1125 GMT: Prime Minister Mohamed Ghannouchi has announced on television that most detainees arrested since the start of protests in mid-December are being freed.
Ghannouchi also announced the appointment of a new Minister of Interior, Ahmed Friaa, replacing Rafik Belhaj Kacem. Friaa is a former mayor, Minister of Communications, and Dean of the National Engineering School of Tunis.
It is also reported that he has called for an enquiry into allegations of corruption and the behaviour of officials in the current crisis.
1035 GMT: Labour activists have told Al Jazeera that there will be general strikes in the provimces of Kasserine, Sfax, and Gabes today, with plans for a strike on Thursday in the provinces of Kairouan and Jendouba and on Friday in Tunis.
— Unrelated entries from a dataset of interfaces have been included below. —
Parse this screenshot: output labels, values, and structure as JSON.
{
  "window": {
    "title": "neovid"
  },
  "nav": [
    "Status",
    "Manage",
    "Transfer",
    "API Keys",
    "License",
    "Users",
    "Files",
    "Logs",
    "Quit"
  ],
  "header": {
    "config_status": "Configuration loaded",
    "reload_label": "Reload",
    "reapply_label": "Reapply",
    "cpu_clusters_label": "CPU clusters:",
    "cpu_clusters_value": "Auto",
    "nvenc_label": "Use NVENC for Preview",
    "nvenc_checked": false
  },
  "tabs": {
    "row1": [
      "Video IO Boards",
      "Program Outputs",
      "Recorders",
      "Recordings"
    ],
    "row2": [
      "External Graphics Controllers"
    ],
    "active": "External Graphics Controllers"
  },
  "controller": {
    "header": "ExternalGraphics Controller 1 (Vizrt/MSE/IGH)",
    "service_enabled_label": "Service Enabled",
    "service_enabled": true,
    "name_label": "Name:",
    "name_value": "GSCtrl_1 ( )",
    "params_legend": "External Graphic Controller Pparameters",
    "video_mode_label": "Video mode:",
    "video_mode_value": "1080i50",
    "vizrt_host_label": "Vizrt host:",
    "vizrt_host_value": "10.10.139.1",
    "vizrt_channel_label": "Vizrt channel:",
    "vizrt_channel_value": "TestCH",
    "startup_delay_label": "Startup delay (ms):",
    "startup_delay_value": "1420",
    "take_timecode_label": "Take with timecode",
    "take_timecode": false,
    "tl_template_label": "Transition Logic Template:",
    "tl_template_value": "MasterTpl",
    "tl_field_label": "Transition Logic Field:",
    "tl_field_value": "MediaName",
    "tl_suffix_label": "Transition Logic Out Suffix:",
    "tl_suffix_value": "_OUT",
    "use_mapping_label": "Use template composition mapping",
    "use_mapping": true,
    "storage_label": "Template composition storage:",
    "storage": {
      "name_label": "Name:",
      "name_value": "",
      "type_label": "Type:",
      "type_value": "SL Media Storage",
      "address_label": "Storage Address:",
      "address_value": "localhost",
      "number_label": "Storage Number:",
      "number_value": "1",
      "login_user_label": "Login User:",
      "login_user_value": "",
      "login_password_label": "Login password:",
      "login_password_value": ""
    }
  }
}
The General Union of Tunisian Workers has called for a fact-finding commission to investigation the firing of ammunition into crowds. It has also demanded the immediate withdrawal of military forces from cities and the end to use of special forces by the Ministry of Interior.
1020 GMT: Troops have been deployed in Tunis this morning, according to AFP.
Armoured vehicles are in the streets, and troops are taking up positions at major intersections and at the entrance to the Cite Ettadhamen quarter, where clashes occurred on Tuesday night.
This is the first time troops have been deployed in the capital since the start of current protests in mid-December.
0945 GMT: This image is from a couple of days ago, but I thought it striking enough to feature again --- a group of students assemble themselves to spell out in Arabic, "No to Murder":
Earlier this week, there was a similar attack on a Tunisian Consulate in a Parisian suburb.
0715 GMT: On Tuesday, protests continued across Tunisia, with two incidents of note in and near the capital Tunis. Police broke up a gathering of about 100 artists in the centre of the city, and last night they fired tear gas and shot into the air to disperse demonstrators when they smashed shops and set fire to a bus, two cars, a local government office, and a bank in the suburbs of Ettadem.
The crowd chanted, "We are not afraid, we are not afraid, we are afraid only of God."
Earlier in the day, as more footage emerged of protests, responses by security forces, and the tearing down of President Ben Ali's image, discussion focused on the death toll. Witnesses and activists put the weekend's number of dead at more than 50, and the Government edged up its official tally to 21 last night.
The BBC's flagship domestic radio programme, Today, finally noticed the situation this morning with a four-minute interview (at the 55-minute mark) with correspondent Jon Leyne. He highlighted "unemployment" as the cause of the crisis, although he added that people had been "shocked" by the scale of the Government's response. The interview closed with the provocative question, "If Ben Ali falls, what happens next?"
The Economist writes on similar lines, "It is not clear where Tunisia’s winter of discontent is heading, but it has gone beyond economic grievances and shows no sign of abating," but it slips in this provocative historical reference:
Some Tunisians hope that Mr Ben Ali will go the way of Nicolae Ceausescu, the Romanian dictator abandoned by his military after mass protests.
As well as warning shots, the police fired tear gas grenades to try to force people back.
Tunisia has been hit by a series of riots by protesters saying they want action to create more jobs and better living conditions.
The army had been deployed in the most restive towns on Tuesday and schools and universities closed after a weekend of violence.